In what was being described as the largest joint federal-state settlement ever obtained, US District Court Judge Rosemary Collyer for the District of Columbia two weeks approved the $25 billion settlement agreement between US Attorney General Eric Holder, along with Department of Housing and Urban Development Secretary Shaun Donovan and 49 state attorneys general, and the nation's five largest mortgage servicers -- Bank of America Corporation, JPMorgan Chase & Co., Wells Fargo & Company, Citigroup Inc. and Ally Financial Inc. (formerly GMAC) -- addressing mortgage loan servicing and foreclosure abuses. That investigation began in October 2010, the University of Pittsburgh's Jurist PaperChase summarized last week, with the forming of a bipartisan group called the Mortgage Foreclosure Multistate Group (MFMG), culminating with the agreement's being reached in February, but requiring court approval to proceed . [The National Conference of State Legislatures has a settlement summary here ]
Jurist referenced that, back in 2009, the US Senate rejected that portion of the Helping Families Save Their Homes Act (Pub.L. 111-22) that would have allowed bankruptcy judges to modify mortgages on primary residences prior to that bill's being signed into law. A USAToday article last week now related federal government's plans to proposing new rules giving homeowners more ways to avoid foreclosure and get accurate accountings of their monthly mortgage payments via the Consumer Financial Protection Bureau, created three years ago via the Dodd-Frank Wall Street Reform & Consumer Protection Act (Pub.L. 111-203). That article says "mortgage servicers would now be required to give all borrowers standardized monthly statements and warn them about interest rate or insurance changes, and make 'good-faith efforts' to contact borrowers at risk of foreclosure, giving them options to avoid losing their homes. There are also stipulations for improving record-keeping and providing foreclosure counseling to those who need it. Those rules will formally be proposed this summer and finalized by January 2013.
A second USAToday article last week, however, related that a report just released from the Office of the Special Inspector General for the Troubled Asset Relief Program said "the program, available in 18 states and the District of Columbia, suffered a 'significant delay' given lack of planning by the U.S. Treasury Department and slow uptake by mortgage loan servicers and mortgage giants Freddie Mac and Fannie Mae, and unless changes are made, not all of the funds may be spent by the program's end in December 2017… Treasury officials say the report 'misses the mark,' and that the program, geared toward helping the unemployed or underemployed in states hard hit by recession or home price declines, has 'kept tens of thousands of families in their homes.'"
USA’s article notes that "Treasury allowed states to tailor their programs to their needs, with itsapproval.
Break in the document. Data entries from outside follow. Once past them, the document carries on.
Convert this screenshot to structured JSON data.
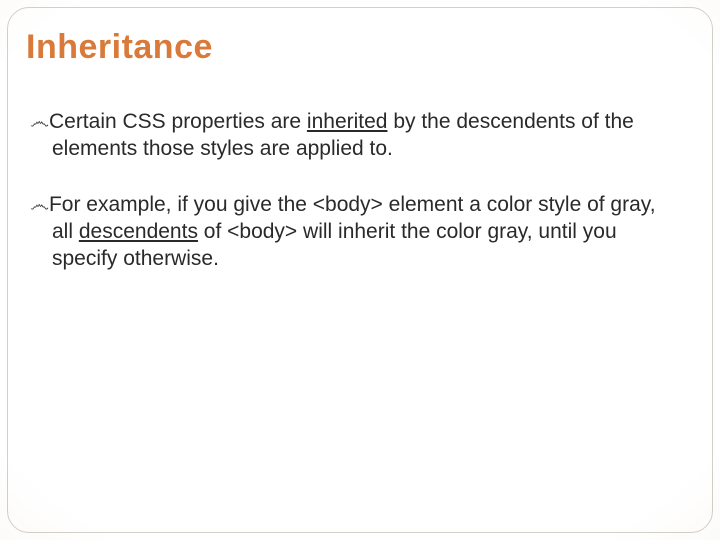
{
  "slide": {
    "title": "Inheritance",
    "bullet_glyph": "෴",
    "p1": {
      "a": "Certain CSS properties are ",
      "u": "inherited",
      "b": " by the descendents of the elements those styles are applied to."
    },
    "p2": {
      "a": "For example, if you give the <body> element a color style of gray, all ",
      "u": "descendents",
      "b": " of <body> will inherit the color gray, until you specify otherwise."
    }
  }
}
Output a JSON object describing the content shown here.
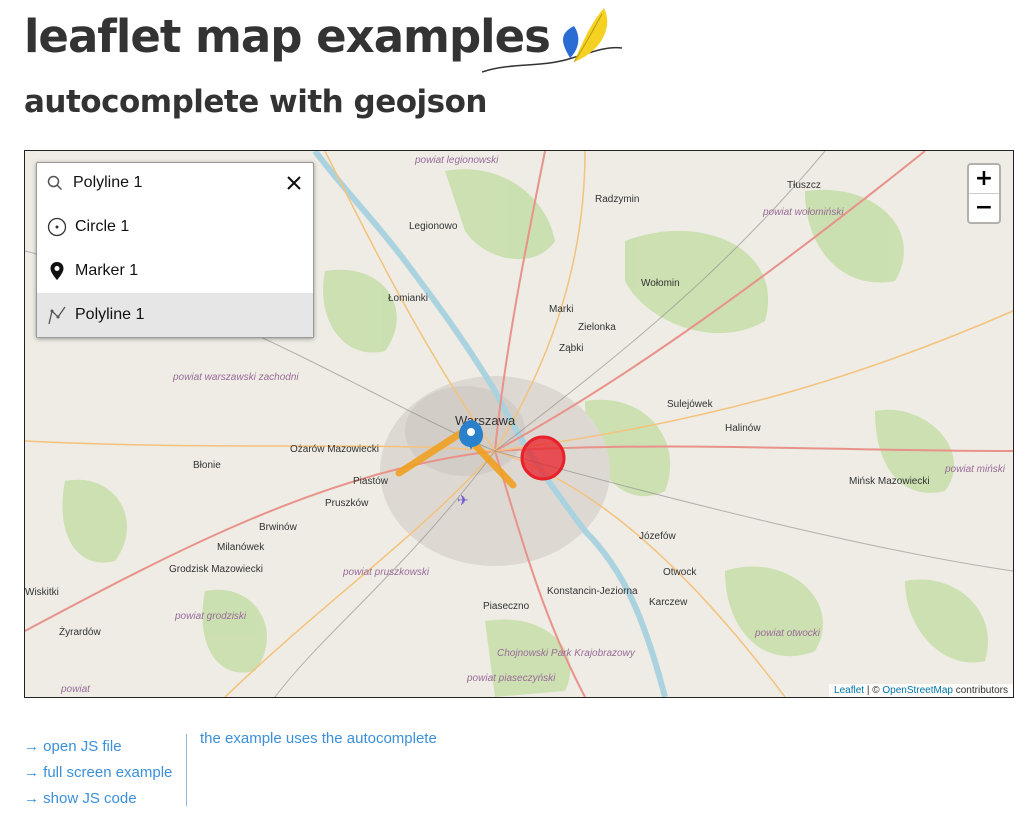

While an innovative approach, that also created problems because mortgage servicers, who manage home loans, had to deal with dozens of different programs and were often slow to do so…. State programs to reduce the amount of principal owed on mortgage loans also struggled -- One reason: Freddie Mac and Fannie Mae, which own or guarantee 60% of home loans, doesn't allow principal reduction, and Treasury didn't do enough early on to get big servicers and Freddie and Fannie on board, according to the report. Now that states have set up programs and systems, funds are flowing more rapidly. The amount spent as of Dec. 31 was almost double that of three months prior…"
In the midst of the national fevor, Ohio's supreme court, on April 4th, heard a certified conflict case to determine whether a bank or mortgage company can file a foreclosure lawsuit in Ohio without having proof at the time that it actually holds the mortgage or note. Ohio's supreme court is involved because its appellate courts have issued conflicting decisions on whether a bank needs all the paperwork in order initially or can "catch up" by filing it before the judge rules, according to a Columbus Dispatch’s article. That decision, according to the paper, could have implications not only throughout the state, but also the rest of the country.
The Dispatch article's background on the case said a couple, back in 2006, had bought a house for $335,000, securing a loan for $251,250, after which the husband had lost his job and they moved to Indiana in search of work and putting their home on the market. When they couldn't keep up their mortgage payments in early 2009 they contacted Wells Fargo about a loan modification or short sale, and had a short-sale buyer with the closing set for June 2009. Freddie Mac, however, filed a foreclosure suit in April, saying it was the "holder" of the promissory note but not attaching a copy of that note. It also said it had obtained an assignment of the mortgage but did not attach documentation of the assignment. Neither document was filed until later that year., with Freddie Mac attorney Scott King saying to have the legal right to sue, all a plaintiff needs is to allege facts giving the court jurisdiction to rule, and down the line the bank can back up its suit with the necessary documents.
Proceeding through the courts, Greene County's Second District Court of Appeals issued its decision and entry in the case on July 27, 2011, certifying "In a mortgage foreclosure action, the lack of standing or a real party in interest defect can be cured by assignment of the mortgage prior to judgment" as the question spurring conflict in the state. (See Notice of Certified Conflict )